## Exercise brief
Read the data below. Every line holding the string "Kartik" must be copied.

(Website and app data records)
++++++++
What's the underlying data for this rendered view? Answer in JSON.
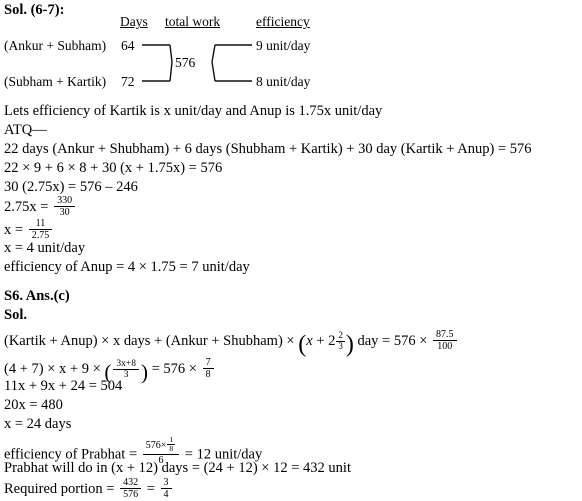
{
  "document": {
    "section1": {
      "heading": "Sol. (6-7):",
      "diagram": {
        "columns": [
          "Days",
          "total work",
          "efficiency"
        ],
        "rows": [
          {
            "label": "(Ankur + Subham)",
            "days": "64",
            "efficiency": "9 unit/day"
          },
          {
            "label": "(Subham + Kartik)",
            "days": "72",
            "efficiency": "8 unit/day"
          }
        ],
        "total_work": "576"
      },
      "lines": [
        "Lets efficiency of Kartik is x unit/day and Anup is 1.75x unit/day",
        "ATQ—",
        "22 days (Ankur + Shubham) + 6 days (Shubham + Kartik) + 30 day (Kartik + Anup) = 576",
        "22 × 9 + 6 × 8 + 30 (x + 1.75x) = 576",
        "30 (2.75x) = 576 – 246"
      ],
      "eq_275x_label": "2.75x = ",
      "eq_275x_frac": {
        "num": "330",
        "den": "30"
      },
      "eq_x_label": "x = ",
      "eq_x_frac": {
        "num": "11",
        "den": "2.75"
      },
      "result_x": "x = 4 unit/day",
      "result_anup": "efficiency of Anup = 4 × 1.75 = 7 unit/day"
    },
    "section2": {
      "heading": "S6. Ans.(c)",
      "sol_label": "Sol.",
      "eq1": {
        "pre": "(Kartik + Anup) × x days + (Ankur + Shubham) × ",
        "paren_open": "(",
        "inner_x": "x",
        "plus": " + 2",
        "mixed": {
          "num": "2",
          "den": "3"
        },
        "paren_close": ")",
        "mid": " day = 576 × ",
        "frac": {
          "num": "87.5",
          "den": "100"
        }
      },
      "eq2": {
        "pre": "(4 + 7) × x + 9 × ",
        "paren_open": "(",
        "frac_inner": {
          "num": "3x+8",
          "den": "3"
        },
        "paren_close": ")",
        "mid": " = 576 × ",
        "frac_right": {
          "num": "7",
          "den": "8"
        }
      },
      "lines": [
        "11x + 9x + 24 = 504",
        "20x = 480",
        "x = 24 days"
      ],
      "eff_prabhat": {
        "label": "efficiency of Prabhat = ",
        "num_text": "576×",
        "num_frac": {
          "num": "1",
          "den": "8"
        },
        "den": "6",
        "tail": " = 12 unit/day"
      },
      "prabhat_line": "Prabhat will do in (x + 12) days = (24 + 12) × 12 = 432 unit",
      "required_portion": {
        "label": "Required portion = ",
        "frac1": {
          "num": "432",
          "den": "576"
        },
        "equals": " = ",
        "frac2": {
          "num": "3",
          "den": "4"
        }
      }
    }
  },
  "colors": {
    "text": "#000000",
    "background": "#ffffff",
    "rule": "#1a1a1a"
  }
}
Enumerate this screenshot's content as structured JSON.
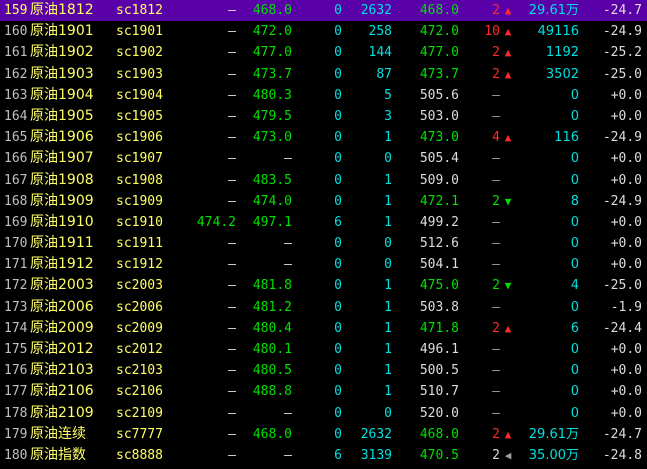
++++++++
## Result of this task
            "label": "(Subham + Kartik)",
        "Lets efficiency of Kartik is x unit/day and Anup is 1.75x unit/day",
        "22 days (Ankur + Shubham) + 6 days (Shubham + Kartik) + 30 day (Kartik + Anup) = 576",
        "pre": "(Kartik + Anup) × x days + (Ankur + Shubham) × ",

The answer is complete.